The death toll from Hamas’s attacks has surpassed 1,200, with more than 2,700 injured, according to the Israeli military.
Israel’s bombardment of Gaza has killed at least 1,055 people and wounded 5,184 others, according to Palestinian officials.
The Israeli military has announced a “full siege” of the enclave, including a ban on incoming food, water and fuel.
The United Nations’ human rights chief, Volker Turk, has denounced Israel’s move and said a siege is “prohibited under international law”.
Palestinians have been unable to leave Gaza freely since the imposition of a land, air and sea blockade in 2007, despite warnings from Israel to leave the enclave in advance of its attacks.
“I’ll give you my own family’s example,” said Yousaf.
“Yesterday morning, my mother-in-law and father-in-law were told that the Rafah border may well be opened for them and as, of course, the border controlled by Egypt, they may be able to get out.
“They were about to get in the car when they were told that Rafah had been bombed and that the crossing was closed indefinitely,” he said.
Yousaf added that while he “completely understands” why Israel wants to protect itself, the price cannot be the “collective punishment of two million people”.
The UN has said more than 180,000 Palestinians have been made homeless after strikes levelled apartment buildings in once densely populated areas.
Gaza’s sole power plant also said on Wednesday that fuel had run out, placing further strain on already stretched medical facilities, which face being plunged into darkness.

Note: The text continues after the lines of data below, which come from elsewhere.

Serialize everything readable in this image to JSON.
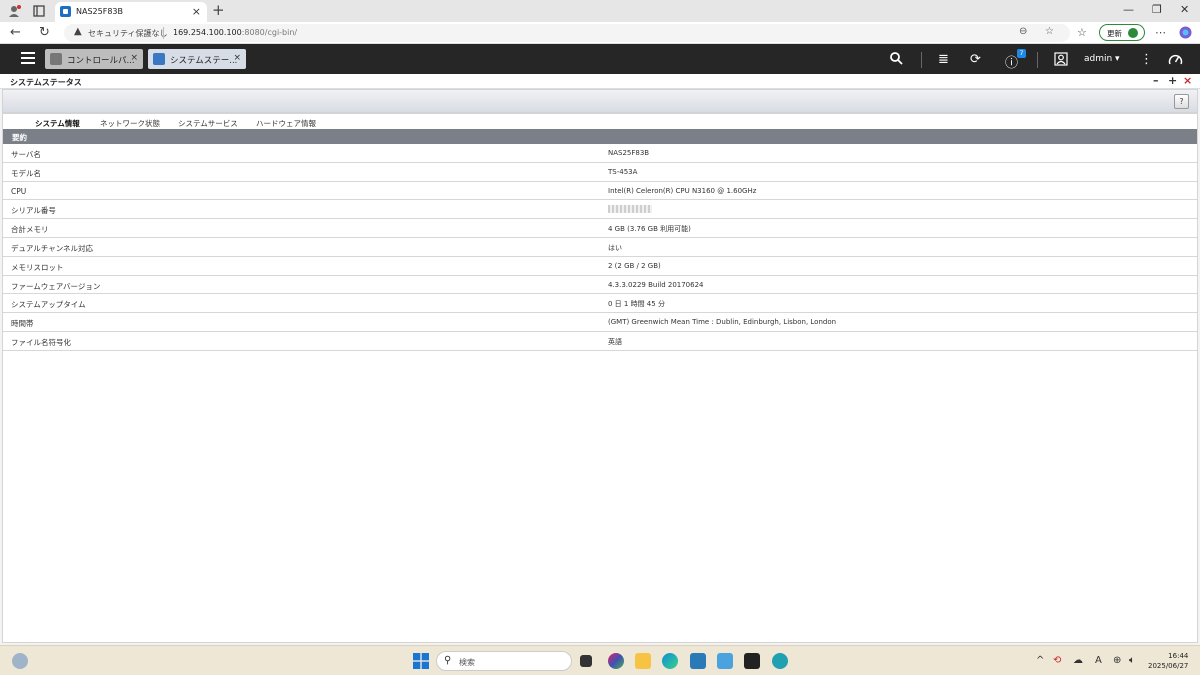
{
  "browser": {
    "tab_title": "NAS25F83B",
    "security_label": "セキュリティ保護なし",
    "url_host": "169.254.100.100",
    "url_rest": ":8080/cgi-bin/",
    "update_label": "更新"
  },
  "app": {
    "tabs": [
      {
        "label": "コントロールパ..."
      },
      {
        "label": "システムステー..."
      }
    ],
    "notification_count": "7",
    "user": "admin ▾"
  },
  "window": {
    "title": "システムステータス",
    "help": "?"
  },
  "subtabs": [
    {
      "label": "システム情報"
    },
    {
      "label": "ネットワーク状態"
    },
    {
      "label": "システムサービス"
    },
    {
      "label": "ハードウェア情報"
    }
  ],
  "summary": {
    "header": "要約",
    "rows": [
      {
        "key": "サーバ名",
        "value": "NAS25F83B"
      },
      {
        "key": "モデル名",
        "value": "TS-453A"
      },
      {
        "key": "CPU",
        "value": "Intel(R) Celeron(R) CPU N3160 @ 1.60GHz"
      },
      {
        "key": "シリアル番号",
        "value": ""
      },
      {
        "key": "合計メモリ",
        "value": "4 GB (3.76 GB 利用可能)"
      },
      {
        "key": "デュアルチャンネル対応",
        "value": "はい"
      },
      {
        "key": "メモリスロット",
        "value": "2 (2 GB / 2 GB)"
      },
      {
        "key": "ファームウェアバージョン",
        "value": "4.3.3.0229 Build 20170624"
      },
      {
        "key": "システムアップタイム",
        "value": "0 日 1 時間 45 分"
      },
      {
        "key": "時間帯",
        "value": "(GMT) Greenwich Mean Time : Dublin, Edinburgh, Lisbon, London"
      },
      {
        "key": "ファイル名符号化",
        "value": "英語"
      }
    ]
  },
  "taskbar": {
    "search_placeholder": "検索",
    "time": "16:44",
    "date": "2025/06/27"
  }
}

Yousaf appealed to other leaders to highlight the conflict’s inequality.
“What we need leaders to do, whether they are in the West or wherever they are across the world, is to treat an Israeli life and a Palestinian life as equal,” he said.
“The collective punishment of over two million people in Gaza – men, women and children – simply cannot be justified.”